**DATA EXCERPTS:**
::::::

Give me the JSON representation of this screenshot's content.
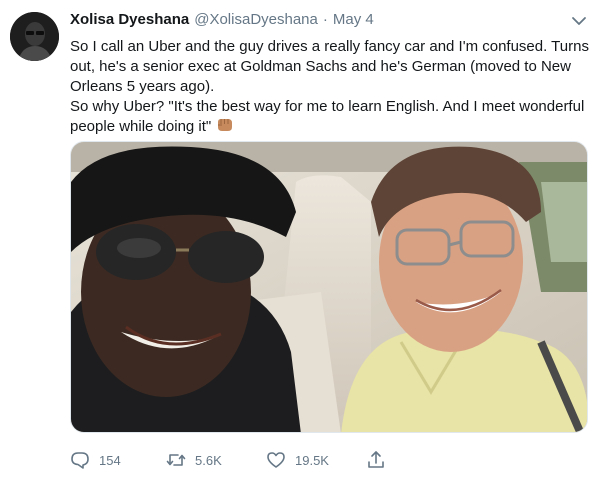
{
  "tweet": {
    "display_name": "Xolisa Dyeshana",
    "handle": "@XolisaDyeshana",
    "separator": "·",
    "date": "May 4",
    "lines": [
      "So I call an Uber and the guy drives a really fancy car and I'm confused. Turns out, he's a senior exec at Goldman Sachs and he's German (moved to New Orleans 5 years ago).",
      "So why Uber? \"It's the best way for me to learn English. And I meet wonderful people while doing it\""
    ],
    "emoji": "fisted-hand-medium-skin-tone",
    "media": {
      "description_icon": "photo"
    }
  },
  "actions": {
    "reply_count": "154",
    "retweet_count": "5.6K",
    "like_count": "19.5K"
  },
  "icons": {
    "reply": "reply-icon",
    "retweet": "retweet-icon",
    "like": "heart-icon",
    "share": "share-icon",
    "menu": "chevron-down-icon"
  },
  "colors": {
    "text": "#14171a",
    "muted": "#657786",
    "border": "#e1e8ed"
  }
}
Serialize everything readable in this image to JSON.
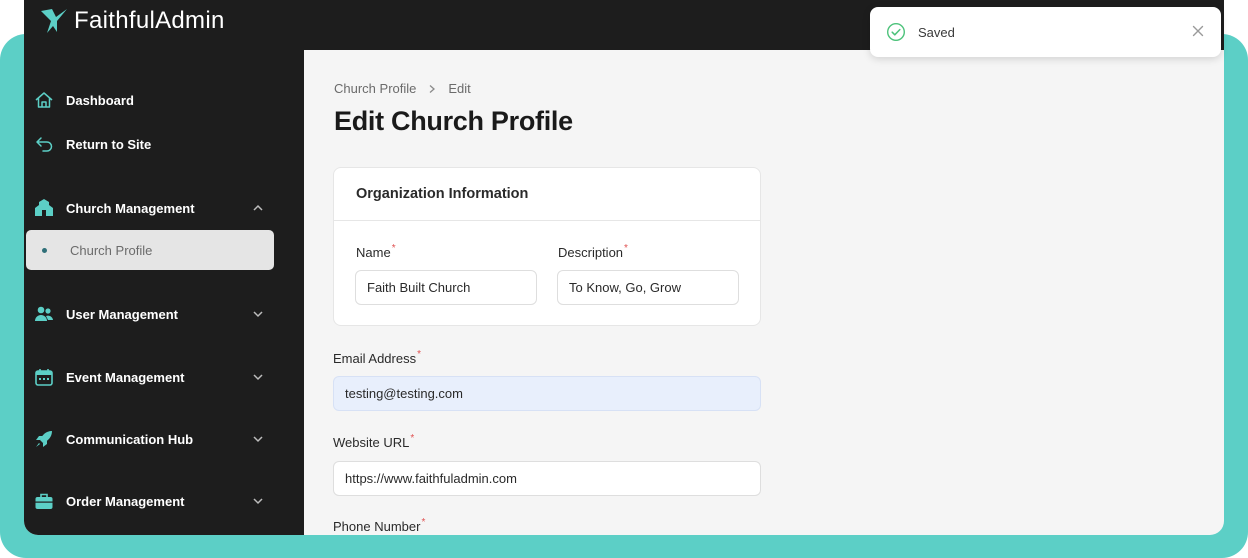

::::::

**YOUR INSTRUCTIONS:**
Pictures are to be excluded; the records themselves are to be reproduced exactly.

**RESULT OF THE TASK:**
Give me the JSON representation of this screenshot's content.
{
  "tweet": {
    "display_name": "Xolisa Dyeshana",
    "handle": "@XolisaDyeshana",
    "separator": "·",
    "date": "May 4",
    "lines": [
      "So I call an Uber and the guy drives a really fancy car and I'm confused. Turns out, he's a senior exec at Goldman Sachs and he's German (moved to New Orleans 5 years ago).",
      "So why Uber? \"It's the best way for me to learn English. And I meet wonderful people while doing it\""
    ],
    "emoji": "fisted-hand-medium-skin-tone",
    "media": {
      "description_icon": "photo"
    }
  },
  "actions": {
    "reply_count": "154",
    "retweet_count": "5.6K",
    "like_count": "19.5K"
  },
  "icons": {
    "reply": "reply-icon",
    "retweet": "retweet-icon",
    "like": "heart-icon",
    "share": "share-icon",
    "menu": "chevron-down-icon"
  },
  "colors": {
    "text": "#14171a",
    "muted": "#657786",
    "border": "#e1e8ed"
  }
}
Serialize everything readable in this image to JSON.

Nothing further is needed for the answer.